# What you need to do:
Below are some entries. Count the lines where "value" appears and state only that number.

Stored data:
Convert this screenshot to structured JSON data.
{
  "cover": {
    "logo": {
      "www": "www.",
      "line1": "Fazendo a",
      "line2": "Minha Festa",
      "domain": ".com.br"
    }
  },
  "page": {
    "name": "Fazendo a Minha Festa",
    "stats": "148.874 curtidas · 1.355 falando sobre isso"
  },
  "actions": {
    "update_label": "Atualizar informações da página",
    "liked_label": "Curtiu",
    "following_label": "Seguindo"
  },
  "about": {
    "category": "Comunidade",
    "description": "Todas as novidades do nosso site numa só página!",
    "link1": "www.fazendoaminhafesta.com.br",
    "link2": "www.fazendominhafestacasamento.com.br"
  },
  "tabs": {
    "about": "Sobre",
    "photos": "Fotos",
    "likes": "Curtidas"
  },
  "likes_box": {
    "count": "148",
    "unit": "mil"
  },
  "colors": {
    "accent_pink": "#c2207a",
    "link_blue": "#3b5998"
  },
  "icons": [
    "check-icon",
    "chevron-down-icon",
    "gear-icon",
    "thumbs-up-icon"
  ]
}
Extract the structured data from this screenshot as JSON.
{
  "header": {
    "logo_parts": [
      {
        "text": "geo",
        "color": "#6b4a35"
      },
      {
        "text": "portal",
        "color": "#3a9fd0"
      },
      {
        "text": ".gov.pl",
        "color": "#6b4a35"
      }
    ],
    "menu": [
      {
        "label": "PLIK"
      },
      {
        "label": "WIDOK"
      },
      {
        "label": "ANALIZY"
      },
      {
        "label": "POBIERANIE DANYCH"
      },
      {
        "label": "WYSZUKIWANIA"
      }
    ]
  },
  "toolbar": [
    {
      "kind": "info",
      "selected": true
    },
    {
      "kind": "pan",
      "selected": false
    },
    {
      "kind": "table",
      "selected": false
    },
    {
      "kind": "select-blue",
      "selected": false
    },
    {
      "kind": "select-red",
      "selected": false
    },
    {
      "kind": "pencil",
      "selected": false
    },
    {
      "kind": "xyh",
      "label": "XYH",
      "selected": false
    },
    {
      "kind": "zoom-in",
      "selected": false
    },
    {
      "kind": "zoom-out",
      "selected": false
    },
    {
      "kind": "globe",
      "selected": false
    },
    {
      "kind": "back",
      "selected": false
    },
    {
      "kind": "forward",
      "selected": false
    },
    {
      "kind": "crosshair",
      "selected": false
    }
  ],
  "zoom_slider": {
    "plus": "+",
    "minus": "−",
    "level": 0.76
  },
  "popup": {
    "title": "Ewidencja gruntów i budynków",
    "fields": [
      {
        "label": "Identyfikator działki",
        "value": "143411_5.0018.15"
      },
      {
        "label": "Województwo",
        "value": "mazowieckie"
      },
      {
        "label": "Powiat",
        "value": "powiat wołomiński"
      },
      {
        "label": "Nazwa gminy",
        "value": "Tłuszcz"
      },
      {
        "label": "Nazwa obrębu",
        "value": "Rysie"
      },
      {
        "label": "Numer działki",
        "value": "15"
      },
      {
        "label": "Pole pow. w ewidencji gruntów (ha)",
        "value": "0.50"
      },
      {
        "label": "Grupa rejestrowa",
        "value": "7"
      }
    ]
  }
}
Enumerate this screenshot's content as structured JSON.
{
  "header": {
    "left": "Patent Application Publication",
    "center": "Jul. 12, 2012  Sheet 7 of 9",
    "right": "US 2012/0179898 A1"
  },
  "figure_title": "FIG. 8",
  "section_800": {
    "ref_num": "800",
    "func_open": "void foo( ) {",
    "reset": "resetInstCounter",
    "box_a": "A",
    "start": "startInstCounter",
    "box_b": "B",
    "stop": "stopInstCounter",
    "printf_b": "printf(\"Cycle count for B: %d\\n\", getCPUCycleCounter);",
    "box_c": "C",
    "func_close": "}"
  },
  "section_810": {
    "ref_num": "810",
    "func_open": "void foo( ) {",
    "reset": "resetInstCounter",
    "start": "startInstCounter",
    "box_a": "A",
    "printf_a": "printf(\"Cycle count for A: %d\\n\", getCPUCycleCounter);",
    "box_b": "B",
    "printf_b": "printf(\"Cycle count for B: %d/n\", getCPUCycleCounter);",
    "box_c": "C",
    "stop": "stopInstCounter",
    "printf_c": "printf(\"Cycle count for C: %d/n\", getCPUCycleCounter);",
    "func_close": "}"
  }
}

# Response to this task:
8